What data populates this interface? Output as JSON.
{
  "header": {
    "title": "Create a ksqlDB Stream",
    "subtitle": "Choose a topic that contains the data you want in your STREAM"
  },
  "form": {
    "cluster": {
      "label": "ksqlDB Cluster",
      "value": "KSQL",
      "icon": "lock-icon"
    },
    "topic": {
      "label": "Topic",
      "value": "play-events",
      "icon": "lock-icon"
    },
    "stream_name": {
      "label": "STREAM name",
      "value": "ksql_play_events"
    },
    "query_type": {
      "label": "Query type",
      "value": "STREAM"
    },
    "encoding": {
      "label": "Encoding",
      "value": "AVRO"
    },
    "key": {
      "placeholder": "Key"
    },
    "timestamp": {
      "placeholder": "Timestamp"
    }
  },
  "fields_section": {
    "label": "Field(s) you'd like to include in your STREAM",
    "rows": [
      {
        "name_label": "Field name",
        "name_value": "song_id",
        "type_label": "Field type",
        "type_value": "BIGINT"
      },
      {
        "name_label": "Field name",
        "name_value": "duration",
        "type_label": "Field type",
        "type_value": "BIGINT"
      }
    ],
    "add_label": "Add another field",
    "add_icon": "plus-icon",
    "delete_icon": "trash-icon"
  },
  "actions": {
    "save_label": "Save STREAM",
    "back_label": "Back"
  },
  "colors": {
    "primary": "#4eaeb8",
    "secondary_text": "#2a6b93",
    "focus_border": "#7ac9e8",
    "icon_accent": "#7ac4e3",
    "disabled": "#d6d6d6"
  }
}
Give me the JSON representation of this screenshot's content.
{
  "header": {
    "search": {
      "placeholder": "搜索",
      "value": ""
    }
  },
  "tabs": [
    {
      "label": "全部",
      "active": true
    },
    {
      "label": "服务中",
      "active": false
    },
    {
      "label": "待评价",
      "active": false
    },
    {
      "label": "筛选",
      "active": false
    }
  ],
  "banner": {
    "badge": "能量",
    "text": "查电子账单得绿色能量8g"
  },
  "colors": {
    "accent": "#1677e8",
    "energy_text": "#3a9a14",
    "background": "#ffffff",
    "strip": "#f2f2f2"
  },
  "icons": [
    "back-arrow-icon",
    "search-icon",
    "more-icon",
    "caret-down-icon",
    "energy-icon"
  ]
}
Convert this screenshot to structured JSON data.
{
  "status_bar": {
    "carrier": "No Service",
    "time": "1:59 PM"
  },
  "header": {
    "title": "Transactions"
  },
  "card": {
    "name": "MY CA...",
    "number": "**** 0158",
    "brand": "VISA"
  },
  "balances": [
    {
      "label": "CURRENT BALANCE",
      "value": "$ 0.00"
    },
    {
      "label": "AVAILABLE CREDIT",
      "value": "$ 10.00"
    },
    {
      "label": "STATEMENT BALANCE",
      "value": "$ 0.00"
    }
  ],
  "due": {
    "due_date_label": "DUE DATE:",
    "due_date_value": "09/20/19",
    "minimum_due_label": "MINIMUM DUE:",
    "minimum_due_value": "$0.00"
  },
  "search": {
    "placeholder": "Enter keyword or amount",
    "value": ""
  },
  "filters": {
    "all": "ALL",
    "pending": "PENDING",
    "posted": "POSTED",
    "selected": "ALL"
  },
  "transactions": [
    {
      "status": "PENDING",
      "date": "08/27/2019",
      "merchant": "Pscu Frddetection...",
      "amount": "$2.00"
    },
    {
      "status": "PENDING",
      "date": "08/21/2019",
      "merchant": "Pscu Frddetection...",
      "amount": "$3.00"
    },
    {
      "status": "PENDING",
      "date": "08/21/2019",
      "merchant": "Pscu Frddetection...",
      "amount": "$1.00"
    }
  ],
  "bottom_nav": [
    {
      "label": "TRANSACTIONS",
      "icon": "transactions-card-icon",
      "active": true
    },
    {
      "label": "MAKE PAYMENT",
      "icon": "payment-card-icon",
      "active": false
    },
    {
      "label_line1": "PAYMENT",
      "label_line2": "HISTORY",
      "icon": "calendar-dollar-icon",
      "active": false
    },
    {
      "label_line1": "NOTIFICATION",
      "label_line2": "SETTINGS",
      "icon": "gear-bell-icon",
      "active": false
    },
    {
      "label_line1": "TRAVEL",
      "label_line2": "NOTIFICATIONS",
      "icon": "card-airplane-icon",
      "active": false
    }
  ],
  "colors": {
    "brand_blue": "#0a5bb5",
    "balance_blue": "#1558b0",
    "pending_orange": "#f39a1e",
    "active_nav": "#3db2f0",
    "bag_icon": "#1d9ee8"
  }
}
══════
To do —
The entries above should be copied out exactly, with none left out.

Expected answer —
What data populates this interface? Output as JSON.
{
  "header": {
    "title": "Create a ksqlDB Stream",
    "subtitle": "Choose a topic that contains the data you want in your STREAM"
  },
  "form": {
    "cluster": {
      "label": "ksqlDB Cluster",
      "value": "KSQL",
      "icon": "lock-icon"
    },
    "topic": {
      "label": "Topic",
      "value": "play-events",
      "icon": "lock-icon"
    },
    "stream_name": {
      "label": "STREAM name",
      "value": "ksql_play_events"
    },
    "query_type": {
      "label": "Query type",
      "value": "STREAM"
    },
    "encoding": {
      "label": "Encoding",
      "value": "AVRO"
    },
    "key": {
      "placeholder": "Key"
    },
    "timestamp": {
      "placeholder": "Timestamp"
    }
  },
  "fields_section": {
    "label": "Field(s) you'd like to include in your STREAM",
    "rows": [
      {
        "name_label": "Field name",
        "name_value": "song_id",
        "type_label": "Field type",
        "type_value": "BIGINT"
      },
      {
        "name_label": "Field name",
        "name_value": "duration",
        "type_label": "Field type",
        "type_value": "BIGINT"
      }
    ],
    "add_label": "Add another field",
    "add_icon": "plus-icon",
    "delete_icon": "trash-icon"
  },
  "actions": {
    "save_label": "Save STREAM",
    "back_label": "Back"
  },
  "colors": {
    "primary": "#4eaeb8",
    "secondary_text": "#2a6b93",
    "focus_border": "#7ac9e8",
    "icon_accent": "#7ac4e3",
    "disabled": "#d6d6d6"
  }
}
Give me the JSON representation of this screenshot's content.
{
  "header": {
    "search": {
      "placeholder": "搜索",
      "value": ""
    }
  },
  "tabs": [
    {
      "label": "全部",
      "active": true
    },
    {
      "label": "服务中",
      "active": false
    },
    {
      "label": "待评价",
      "active": false
    },
    {
      "label": "筛选",
      "active": false
    }
  ],
  "banner": {
    "badge": "能量",
    "text": "查电子账单得绿色能量8g"
  },
  "colors": {
    "accent": "#1677e8",
    "energy_text": "#3a9a14",
    "background": "#ffffff",
    "strip": "#f2f2f2"
  },
  "icons": [
    "back-arrow-icon",
    "search-icon",
    "more-icon",
    "caret-down-icon",
    "energy-icon"
  ]
}
Convert this screenshot to structured JSON data.
{
  "status_bar": {
    "carrier": "No Service",
    "time": "1:59 PM"
  },
  "header": {
    "title": "Transactions"
  },
  "card": {
    "name": "MY CA...",
    "number": "**** 0158",
    "brand": "VISA"
  },
  "balances": [
    {
      "label": "CURRENT BALANCE",
      "value": "$ 0.00"
    },
    {
      "label": "AVAILABLE CREDIT",
      "value": "$ 10.00"
    },
    {
      "label": "STATEMENT BALANCE",
      "value": "$ 0.00"
    }
  ],
  "due": {
    "due_date_label": "DUE DATE:",
    "due_date_value": "09/20/19",
    "minimum_due_label": "MINIMUM DUE:",
    "minimum_due_value": "$0.00"
  },
  "search": {
    "placeholder": "Enter keyword or amount",
    "value": ""
  },
  "filters": {
    "all": "ALL",
    "pending": "PENDING",
    "posted": "POSTED",
    "selected": "ALL"
  },
  "transactions": [
    {
      "status": "PENDING",
      "date": "08/27/2019",
      "merchant": "Pscu Frddetection...",
      "amount": "$2.00"
    },
    {
      "status": "PENDING",
      "date": "08/21/2019",
      "merchant": "Pscu Frddetection...",
      "amount": "$3.00"
    },
    {
      "status": "PENDING",
      "date": "08/21/2019",
      "merchant": "Pscu Frddetection...",
      "amount": "$1.00"
    }
  ],
  "bottom_nav": [
    {
      "label": "TRANSACTIONS",
      "icon": "transactions-card-icon",
      "active": true
    },
    {
      "label": "MAKE PAYMENT",
      "icon": "payment-card-icon",
      "active": false
    },
    {
      "label_line1": "PAYMENT",
      "label_line2": "HISTORY",
      "icon": "calendar-dollar-icon",
      "active": false
    },
    {
      "label_line1": "NOTIFICATION",
      "label_line2": "SETTINGS",
      "icon": "gear-bell-icon",
      "active": false
    },
    {
      "label_line1": "TRAVEL",
      "label_line2": "NOTIFICATIONS",
      "icon": "card-airplane-icon",
      "active": false
    }
  ],
  "colors": {
    "brand_blue": "#0a5bb5",
    "balance_blue": "#1558b0",
    "pending_orange": "#f39a1e",
    "active_nav": "#3db2f0",
    "bag_icon": "#1d9ee8"
  }
}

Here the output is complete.